Pam and Craig Akers made international headlines last year when they were reunited with their 16-year-old son Shawn Hornbeck after he was missing for four years. This week, the Akers quietly made it possible for another family to feel that joy.

Pam and Craig helped find 15-year-old runaway Emily Graeber and return the girl to her parents in suburban St. Louis. The St. Louis Post-Dispatch reported Sunday that Emily's parents sought help to find the girl from the Shawn Hornbeck Foundation, a group the Akers started to find Shawn when he disappeared in 2002 at the age of 11.

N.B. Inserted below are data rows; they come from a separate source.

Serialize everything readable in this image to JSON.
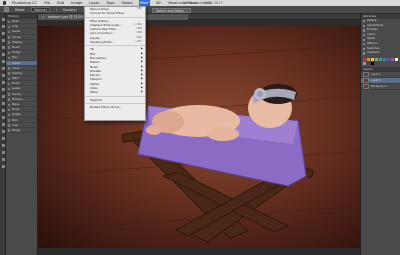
{
  "menubar": {
    "app": "Photoshop CC",
    "menus": [
      "File",
      "Edit",
      "Image",
      "Layer",
      "Type",
      "Select",
      "Filter",
      "3D",
      "View",
      "Window",
      "Help"
    ],
    "active_menu": "Filter",
    "document_title": "Adobe Photoshop CC 2017",
    "clock": ""
  },
  "options": {
    "mode_label": "Mode:",
    "mode_value": "Normal",
    "opacity_label": "Opacity:",
    "opacity_value": "100%",
    "select_mask": "Select and Mask..."
  },
  "tab": {
    "close": "×",
    "label": "newborn.psd @ 33.3% (RGB/8)"
  },
  "filter_menu": {
    "top_items": [
      {
        "label": "Reduce Noise",
        "shortcut": "⌃⌘F",
        "dim": false
      },
      {
        "label": "Convert for Smart Filters",
        "shortcut": "",
        "dim": false
      }
    ],
    "mid_items": [
      {
        "label": "Filter Gallery...",
        "shortcut": "",
        "dim": false
      },
      {
        "label": "Adaptive Wide Angle...",
        "shortcut": "⌥⇧⌘A",
        "dim": false
      },
      {
        "label": "Camera Raw Filter...",
        "shortcut": "⇧⌘A",
        "dim": false
      },
      {
        "label": "Lens Correction...",
        "shortcut": "⇧⌘R",
        "dim": false
      },
      {
        "label": "Liquify...",
        "shortcut": "⇧⌘X",
        "dim": false
      },
      {
        "label": "Vanishing Point...",
        "shortcut": "⌥⌘V",
        "dim": false
      }
    ],
    "submenus": [
      "3D",
      "Blur",
      "Blur Gallery",
      "Distort",
      "Noise",
      "Pixelate",
      "Render",
      "Sharpen",
      "Stylize",
      "Video",
      "Other"
    ],
    "bottom_items": [
      {
        "label": "Digimarc",
        "shortcut": "",
        "dim": false
      },
      {
        "label": "Browse Filters Online...",
        "shortcut": "",
        "dim": false
      }
    ]
  },
  "left_panel": {
    "header": "History",
    "rows": [
      "Open",
      "Crop",
      "Levels",
      "Curves",
      "Healing",
      "Brush",
      "Dodge",
      "Burn",
      "Liquify",
      "Clone",
      "Healing",
      "Patch",
      "Brush",
      "Levels",
      "Curves",
      "Sharpen",
      "Noise",
      "Brush",
      "Dodge",
      "Burn",
      "Crop",
      "Merge"
    ],
    "selected_index": 8
  },
  "right_panel": {
    "header_top": "Libraries",
    "rows": [
      "Default",
      "Adjustments",
      "Brushes",
      "Colors",
      "Styles",
      "Patterns",
      "Swatches",
      "Gradients"
    ],
    "layers_header": "Layers",
    "layers": [
      "Layer 1",
      "Layer 0",
      "Background"
    ],
    "selected_layer": 1,
    "swatch_colors": [
      "#c33",
      "#e83",
      "#ec4",
      "#7b4",
      "#3a8",
      "#38c",
      "#55c",
      "#a4c",
      "#fff",
      "#999",
      "#444",
      "#000"
    ]
  }
}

Neither Emily nor her parents commented on the girl's return, but the Akers said they paid their own way to find the girl in Oakland, Calif., and the cost was well worth it.

"If that is what it takes to bring missing kids home, then Craig and Pam Akers are behind it, Shawn himself is behind it," said Sherri Martin, foundation administrator.

Emily had disappeared on Oct. 29 after boarding a Southwest flight in St. Louis. She was headed for Utah, where since March she had attended a residential treatment center for troubled teens. But she never got off the plane in Salt Lake City. Authorities believe she stayed on the plane as it flew to its final destination in Oakland, where she disappeared.

Emily's parents turned to the Hornbeck Foundation because runaway teens aren't necessarily a law enforcement priority. A federal study found that 350,000 youths were reported as runaways to authorities nationally in 1999 alone.

The Hornbeck Foundation put out a "ShawnAlert" on Nov. 8 that described Emily and her disappearance.

At about 11:30 p.m. Wednesday, the foundation received a call from someone in Oakland claiming to know where Emily was. Craig Akers verified the information. By 3 a.m. Thursday, he felt someone needed to get to Oakland immediately. And Graeber's family was dealing with another family emergency as Emily's maternal grandmother was near death.

"Pam and I decided the easiest thing was to go ourselves," Craig Akers said.

It was their first trip to the Bay Area. Once in California, Craig Akers said he called police to ask for help, in case something went wrong, but was told that could take hours.

Akers decided not to wait. The couple knew Emily was staying with a teenage boy and his mother. Emily had met the teenage boy on a bus, telling him she needed a place to stay so she would not have to return to what she called her boarding school, Craig Akers said. She was not hurt, not hungry, just hiding.

"Her reaction was one of shock, disbelief. She asked us, 'How did you know I was here?"' Craig Akers recalled Friday. "She didn't know who we were. She didn't really know who Shawn Hornbeck was or the Shawn Hornbeck Foundation. Then we explained why we were there.

"She was very, very fortunate," Akers said. "She was taken in by decent people."